Some people see this as a competition, but in reality, the two modes of travel have different purposes.  For city pairs within a few hundred miles, true HSR makes sense and can be significantly shorter than air travel.  For longer distances, such as Boston to Chicago, or Boston to Los Angeles, the plane makes sense every time. 

An example of this is in Spain. The airlines not only didn’t fight the train over price and service between Madrid and Barcelona, but actually welcomed the trains.  The introduction of service allowed them to free up a significant number of landing slots for much more profitable international flights and use the trains to get people to the airports for the flights.  It was the proverbial “win-win” situation for all. 

We have to realize that we can only pave so many roads, or create so many new runways, much less airports.  HSR can be a great option at shorter distances, and can be an excellent form of travel.  Each mode has its advantages and disadvantages, and its own primary purpose.  In many countries, this is already a reality.  There’s a lot of hope that HSR in the US will come into its own and be a real travel mode, not just in the Northeast Corridor.

First Founders’ Award

Thursday, October 29th, 2009

by Nick Miller

With Mary Ellen’s encouragement, Bob, Carl and I developed the concept for a “Founders’ Award” that would be used to recognize a project and the team that made that project reflect some of the fundamental principles we had in mind when we started HMMH.  The inscription on the award says it best:

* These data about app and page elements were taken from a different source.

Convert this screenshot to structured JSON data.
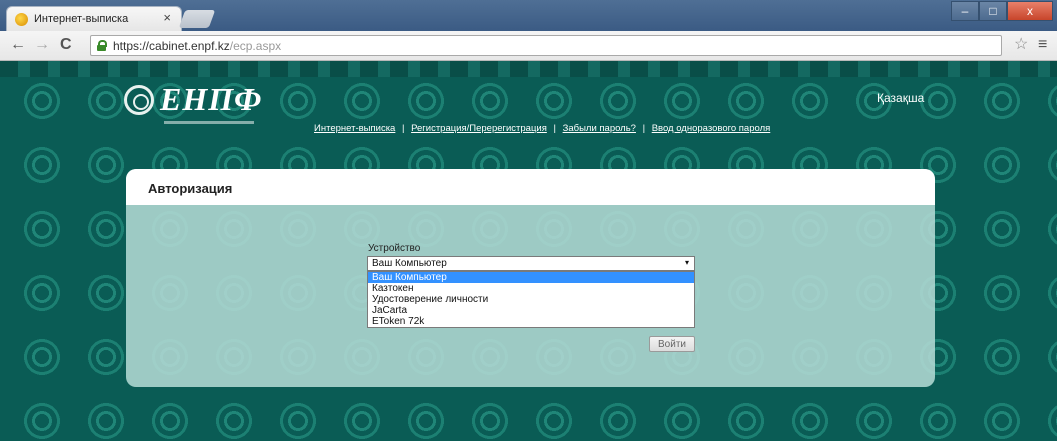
{
  "browser": {
    "tab_title": "Интернет-выписка",
    "tab_close": "×",
    "url_host": "https://cabinet.enpf.kz",
    "url_path": "/ecp.aspx",
    "back": "←",
    "forward": "→",
    "reload": "C",
    "star": "☆",
    "menu": "≡",
    "minimize": "–",
    "maximize": "□",
    "close": "x"
  },
  "header": {
    "logo_text": "ЕНПФ",
    "language_link": "Қазақша",
    "nav": [
      "Интернет-выписка",
      "Регистрация/Перерегистрация",
      "Забыли пароль?",
      "Ввод одноразового пароля"
    ],
    "nav_separator": "|"
  },
  "auth": {
    "title": "Авторизация",
    "device_label": "Устройство",
    "device_selected": "Ваш Компьютер",
    "caret": "▾",
    "options": [
      "Ваш Компьютер",
      "Казтокен",
      "Удостоверение личности",
      "JaCarta",
      "EToken 72k"
    ],
    "login_button": "Войти"
  },
  "colors": {
    "page_bg": "#0a5c55",
    "selected_option": "#3391ff"
  }
}
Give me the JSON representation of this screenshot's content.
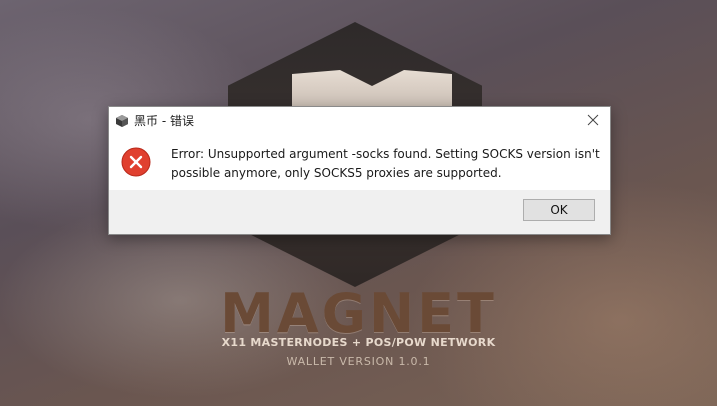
{
  "splash": {
    "brand_name": "MAGNET",
    "tagline": "X11 MASTERNODES + POS/POW NETWORK",
    "version": "WALLET VERSION 1.0.1"
  },
  "dialog": {
    "title": "黑币 - 错误",
    "app_icon": "cube-app-icon",
    "close_icon": "close-icon",
    "message_icon": "error-icon",
    "message_line1": "Error: Unsupported argument -socks found. Setting SOCKS version isn't",
    "message_line2": "possible anymore, only SOCKS5 proxies are supported.",
    "ok_label": "OK"
  },
  "colors": {
    "error_red": "#e0402f",
    "brand_brown": "#6a4a36"
  }
}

“In recognition of outstanding performance on a project that was uniquely challenging, technically innovative, and resulted in proven client satisfaction.”

Founders' Award Plaque

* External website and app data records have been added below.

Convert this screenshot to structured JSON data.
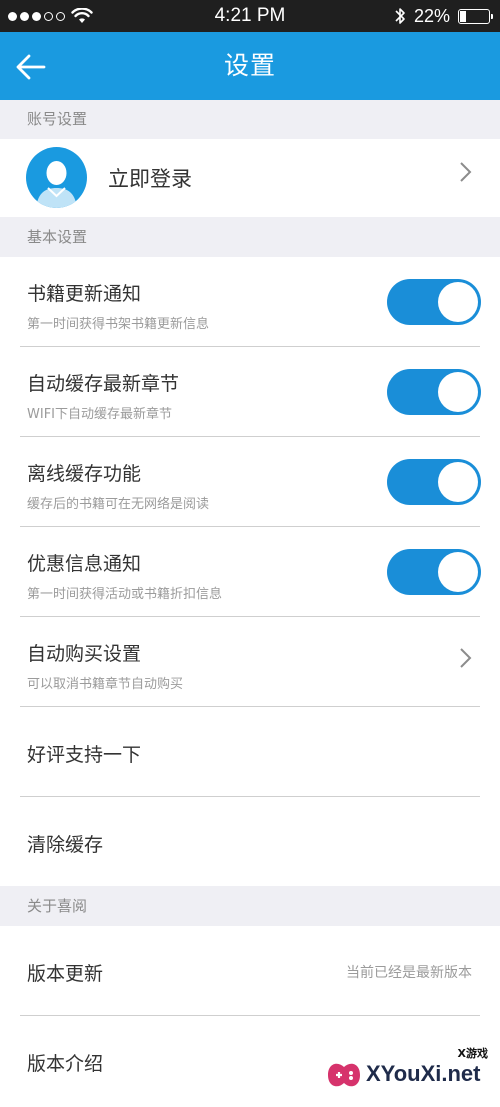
{
  "status_bar": {
    "time": "4:21 PM",
    "battery_percent": "22%",
    "battery_level": 0.22,
    "signal_icon": "signal-dots-icon",
    "wifi_icon": "wifi-icon",
    "bluetooth_icon": "bluetooth-icon"
  },
  "navbar": {
    "title": "设置",
    "back_icon": "back-arrow-icon"
  },
  "sections": {
    "account": "账号设置",
    "basic": "基本设置",
    "about": "关于喜阅"
  },
  "account": {
    "login_label": "立即登录"
  },
  "settings": {
    "book_update": {
      "title": "书籍更新通知",
      "subtitle": "第一时间获得书架书籍更新信息",
      "enabled": true
    },
    "auto_cache": {
      "title": "自动缓存最新章节",
      "subtitle": "WIFI下自动缓存最新章节",
      "enabled": true
    },
    "offline_cache": {
      "title": "离线缓存功能",
      "subtitle": "缓存后的书籍可在无网络是阅读",
      "enabled": true
    },
    "promo_notify": {
      "title": "优惠信息通知",
      "subtitle": "第一时间获得活动或书籍折扣信息",
      "enabled": true
    },
    "auto_buy": {
      "title": "自动购买设置",
      "subtitle": "可以取消书籍章节自动购买"
    },
    "rate": {
      "title": "好评支持一下"
    },
    "clear_cache": {
      "title": "清除缓存"
    }
  },
  "about": {
    "version_update": {
      "title": "版本更新",
      "value": "当前已经是最新版本"
    },
    "version_intro": {
      "title": "版本介绍"
    }
  },
  "watermark": {
    "text": "XYouXi.net",
    "small": "X游戏"
  },
  "colors": {
    "brand_blue": "#1a9ae0",
    "toggle_on": "#1a8ed8",
    "background": "#efeff4"
  }
}
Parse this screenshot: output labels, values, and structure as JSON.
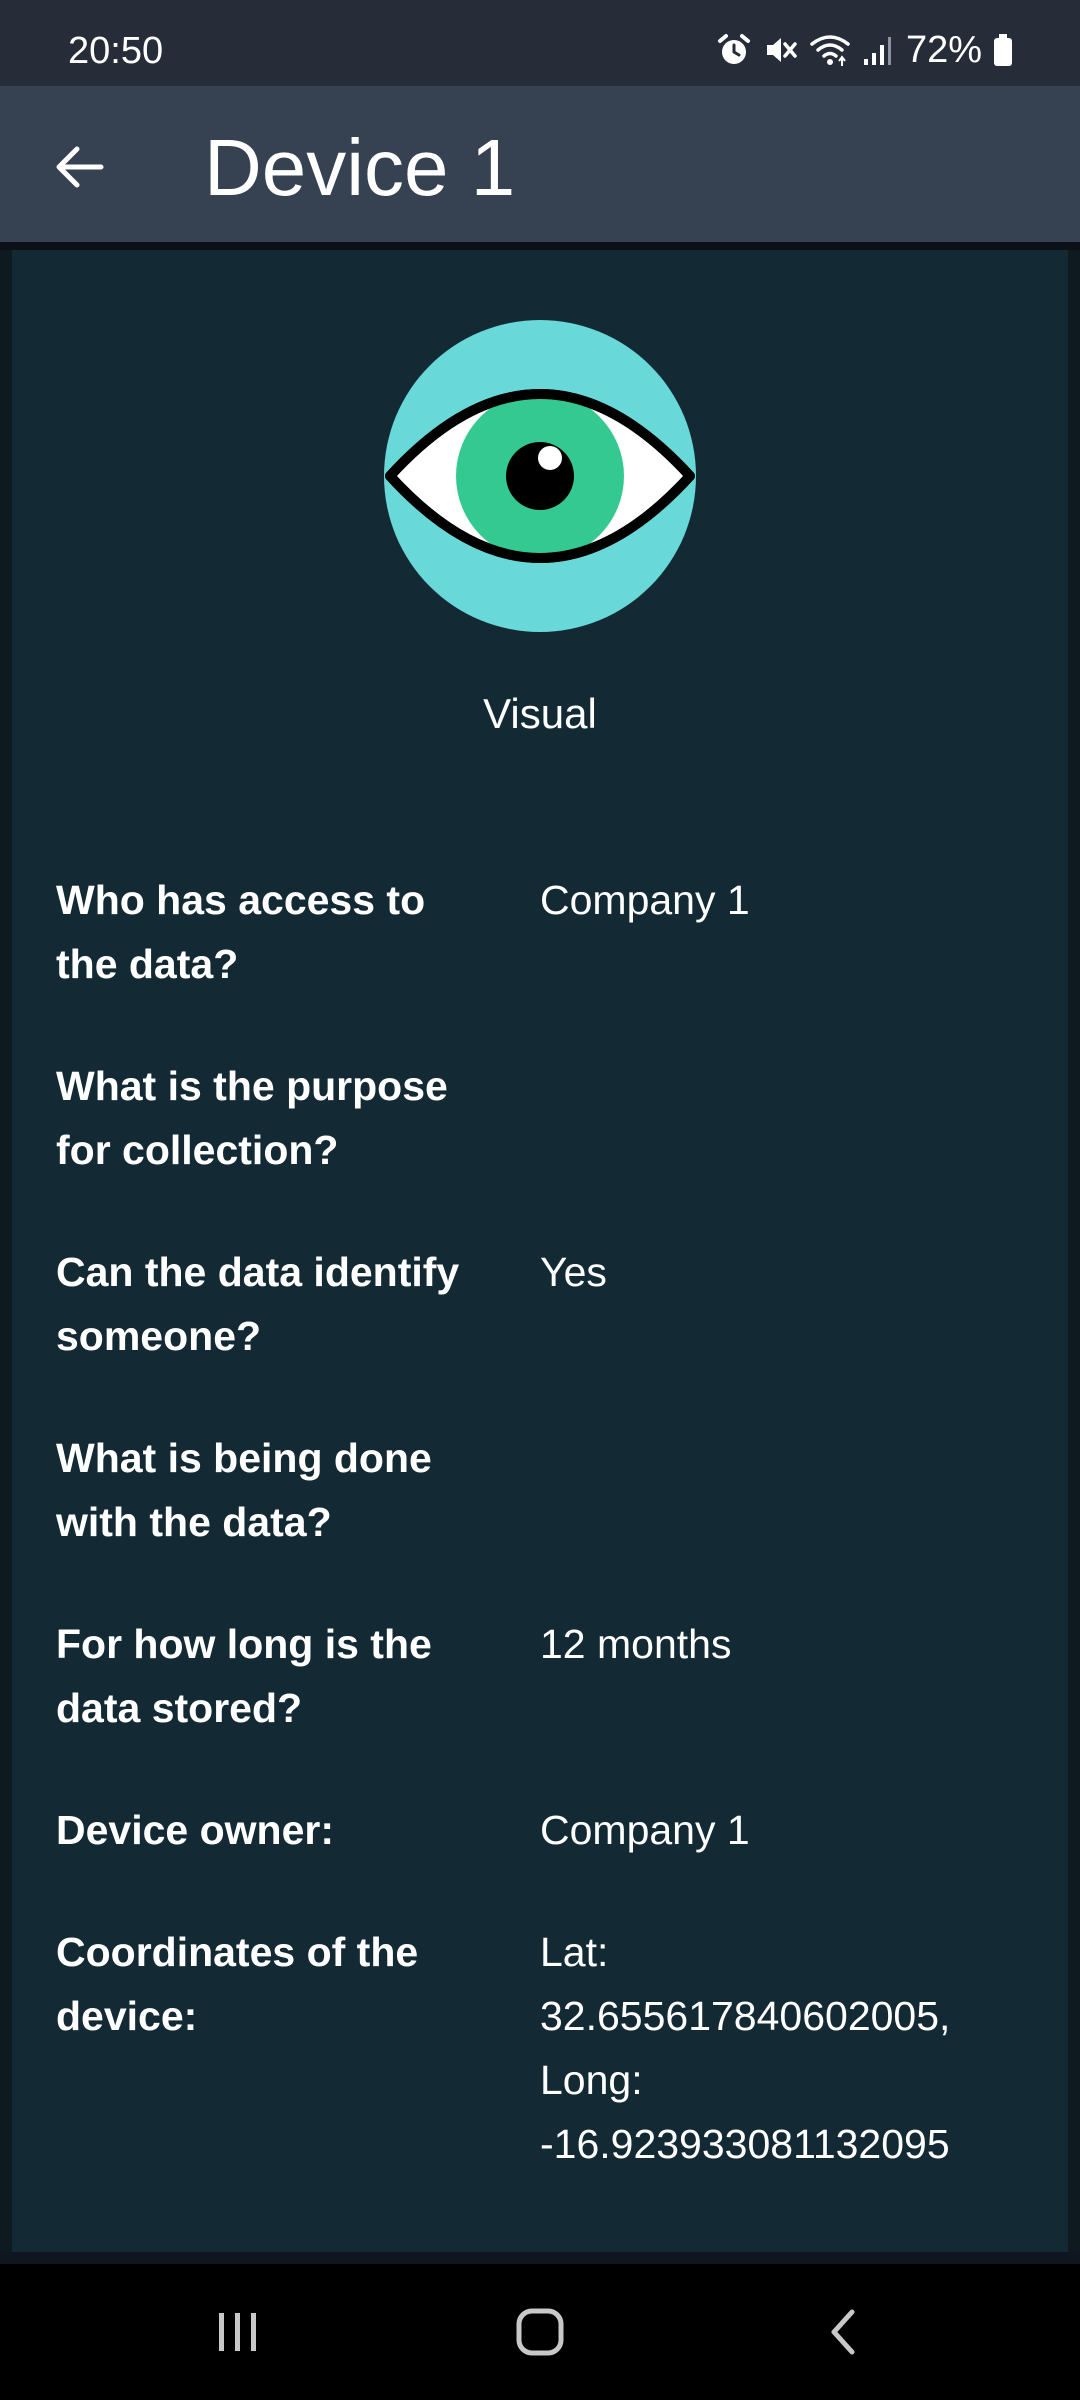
{
  "status_bar": {
    "time": "20:50",
    "battery_percent": "72%",
    "icons": [
      "alarm-icon",
      "mute-icon",
      "wifi-icon",
      "signal-icon",
      "battery-icon"
    ]
  },
  "app_bar": {
    "title": "Device 1",
    "back_icon": "arrow-left-icon"
  },
  "device": {
    "category_icon": "eye-icon",
    "category_label": "Visual",
    "details": [
      {
        "question": "Who has access to the data?",
        "answer": "Company 1"
      },
      {
        "question": "What is the purpose for collection?",
        "answer": ""
      },
      {
        "question": "Can the data identify someone?",
        "answer": "Yes"
      },
      {
        "question": "What is being done with the data?",
        "answer": ""
      },
      {
        "question": "For how long is the data stored?",
        "answer": "12 months"
      },
      {
        "question": "Device owner:",
        "answer": "Company 1"
      },
      {
        "question": "Coordinates of the device:",
        "answer_lines": [
          "Lat:",
          "32.655617840602005,",
          "Long:",
          "-16.923933081132095"
        ]
      }
    ]
  },
  "nav_bar": {
    "buttons": [
      "recents-icon",
      "home-icon",
      "back-icon"
    ]
  },
  "colors": {
    "status_bar_bg": "#262d38",
    "app_bar_bg": "#364152",
    "card_bg": "#132a35",
    "eye_circle": "#68d8d8",
    "iris": "#33c990"
  }
}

Founders' Award Plaque

As shown on the plaque, which we awarded at the HMMH Annual Meeting this month, we chose the first recipient Dave Towers and his team that conducted the “Dynamics and Noise Consultancy Services for Kowloon-Canton Railway Corporation.”  This was a project Dave led in Kowloon to provide vibration isolation for a new underground link between the East Rail and West Rail lines in the center of Kowloon.  The line passes near the world famous Peninsula Hotel, other hotels, residential buildings, the science museum, and a concert hall.  The tunnel had to be constructed without causing damaging or annoying vibrations, and designed to prevent vibrations from train operations once completed.

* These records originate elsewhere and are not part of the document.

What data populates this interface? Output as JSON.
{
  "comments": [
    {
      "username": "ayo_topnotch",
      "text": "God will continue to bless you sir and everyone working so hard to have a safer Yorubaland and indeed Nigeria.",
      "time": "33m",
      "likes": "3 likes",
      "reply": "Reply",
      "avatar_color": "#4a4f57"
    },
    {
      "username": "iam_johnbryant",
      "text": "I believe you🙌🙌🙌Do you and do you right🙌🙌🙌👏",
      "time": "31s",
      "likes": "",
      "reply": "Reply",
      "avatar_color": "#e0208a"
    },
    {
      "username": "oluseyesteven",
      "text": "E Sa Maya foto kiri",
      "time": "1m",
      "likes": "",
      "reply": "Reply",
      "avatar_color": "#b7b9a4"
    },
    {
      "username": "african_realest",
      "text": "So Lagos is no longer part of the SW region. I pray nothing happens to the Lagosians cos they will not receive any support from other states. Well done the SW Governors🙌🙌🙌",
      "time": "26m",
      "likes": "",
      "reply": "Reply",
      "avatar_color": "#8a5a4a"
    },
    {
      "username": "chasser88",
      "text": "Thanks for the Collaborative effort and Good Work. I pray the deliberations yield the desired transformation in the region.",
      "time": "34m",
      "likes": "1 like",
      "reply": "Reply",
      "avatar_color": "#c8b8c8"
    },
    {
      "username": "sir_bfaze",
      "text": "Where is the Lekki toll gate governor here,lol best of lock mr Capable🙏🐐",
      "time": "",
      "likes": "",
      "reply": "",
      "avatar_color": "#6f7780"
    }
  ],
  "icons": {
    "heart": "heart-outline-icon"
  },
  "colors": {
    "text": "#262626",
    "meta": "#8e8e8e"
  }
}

After the tunnel was built and the vibration control treatments we had analyzed and judged to be adequate were installed, but before any trains ran on the tracks, HMMH measured transmission of vibrations from the finished tunnel into the sensitive buildings during a field trip Jason Ross called “the most difficult one in recorded history!”  The transmission data helped refine the analysis and further confirmed the adequacy of the treatments.

Recently the Environmental Project Director, Richard Kwan, met with Carl at Internoise in Ottawa and reported the line is open for service and there are no noise or vibration problems.  Richard told Carl:

“Dave impressed us greatly with his superb technical knowledge and skillful application of such.  We’re delighted that he understood the client’s objectives and requirements so well and executed his assignments in a manner that would be an envy to many professionals.  Dave is a rare combination of sterling technical expert, master diplomat and seasoned project manager.”

Dave Towers deserves credit for successfully managing a difficult project with a challenging budget.  Jason and Tim Johnson were involved in the technical work and helped Dave teach a rail noise course to the client’s staff in Hong Kong.  Doug Barrett was called upon in an emergency to drop everything and attend project review meetings in Hong Kong.  Carl was involved in negotiations and contract meetings, mostly ceremonial, in Hong Kong.

We’re delighted to have begun a tradition and hope the award will be given to special projects from now forever forward to help keep HMMH’s fundamental principles alive.